Creed, Martin
Martin Creed was born in Wakefield, England, in 1968, but from the age of three was brought up in Glasgow. He studied at the Slade School of Fine Art, London from 1986 – 1990 where he was influenced by the Minimal Art of the 1960s. He continued to work in London until 2001 when he moved to Alicudi, Italy. The same year he was awarded the Turner Prize. Using primarily 'everyday' and 'mundane' materials, Creed consciously avoids making 'aesthetic-led' decisions when creating a piece. He numbers each of his works according to a non-linear system that is unrelated to typical structures of time and meaning. Once a number is assigned, it is never used again. 'Work No.11' consists of two objects, one brass and the other chrome-plated brass. They are described by Creed as 'solid, free-standing objects' and, although seemingly functionless, 'have been used as Christmas decorations.' The artist explains "Work comes from feelings and goes towards feelings. It is a feeling sandwich, with ideas in the middle. Feelings come up, thoughts go down, and somewhere in the middle they meet each other. The thoughts and ideas often try to stop feelings coming up, and they fight with each other, but thoughts always lose. Feelings rise like steam, and you can’t stop them without getting burned. Making things can sometimes help. They can give you something to hang on to or to hide behind. "
  • Artwork Details: 2 parts, each: diameter, 5 x 4.5cm
  • Edition:
  • Material description: Brass, chrome-plated brass
  • Credit line: © the artist
  • Theme:
  • Medium:
  • Accession number: ACC43/1995



The Arts Council Collection is the UK's most widely seen collection of modern and contemporary art.

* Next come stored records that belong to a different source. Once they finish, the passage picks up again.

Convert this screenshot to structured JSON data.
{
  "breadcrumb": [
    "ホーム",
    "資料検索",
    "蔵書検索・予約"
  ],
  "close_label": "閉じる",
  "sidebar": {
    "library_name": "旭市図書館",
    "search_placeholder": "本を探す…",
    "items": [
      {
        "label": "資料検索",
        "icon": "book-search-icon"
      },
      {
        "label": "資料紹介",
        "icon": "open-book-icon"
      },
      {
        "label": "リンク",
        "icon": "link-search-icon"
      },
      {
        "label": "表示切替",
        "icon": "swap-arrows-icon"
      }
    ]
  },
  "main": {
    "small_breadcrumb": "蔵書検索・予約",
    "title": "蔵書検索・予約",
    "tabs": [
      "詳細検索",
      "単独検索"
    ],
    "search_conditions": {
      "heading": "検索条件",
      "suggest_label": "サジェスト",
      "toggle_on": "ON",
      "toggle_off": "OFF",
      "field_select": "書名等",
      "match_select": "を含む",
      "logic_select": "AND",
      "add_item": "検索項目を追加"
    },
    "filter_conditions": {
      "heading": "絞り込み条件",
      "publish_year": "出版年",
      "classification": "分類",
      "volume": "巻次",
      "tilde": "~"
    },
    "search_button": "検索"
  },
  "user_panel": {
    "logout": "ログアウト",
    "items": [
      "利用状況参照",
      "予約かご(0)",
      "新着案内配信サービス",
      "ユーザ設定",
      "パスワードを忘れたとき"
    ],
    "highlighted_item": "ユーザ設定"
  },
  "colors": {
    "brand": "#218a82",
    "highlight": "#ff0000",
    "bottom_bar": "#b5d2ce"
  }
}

With more than 8,000 works by over 2,000 artists, it can be seen in exhibitions and public displays across the country and beyond. This website offers unprecedented access to the Collection, and information about each work can be found on this site.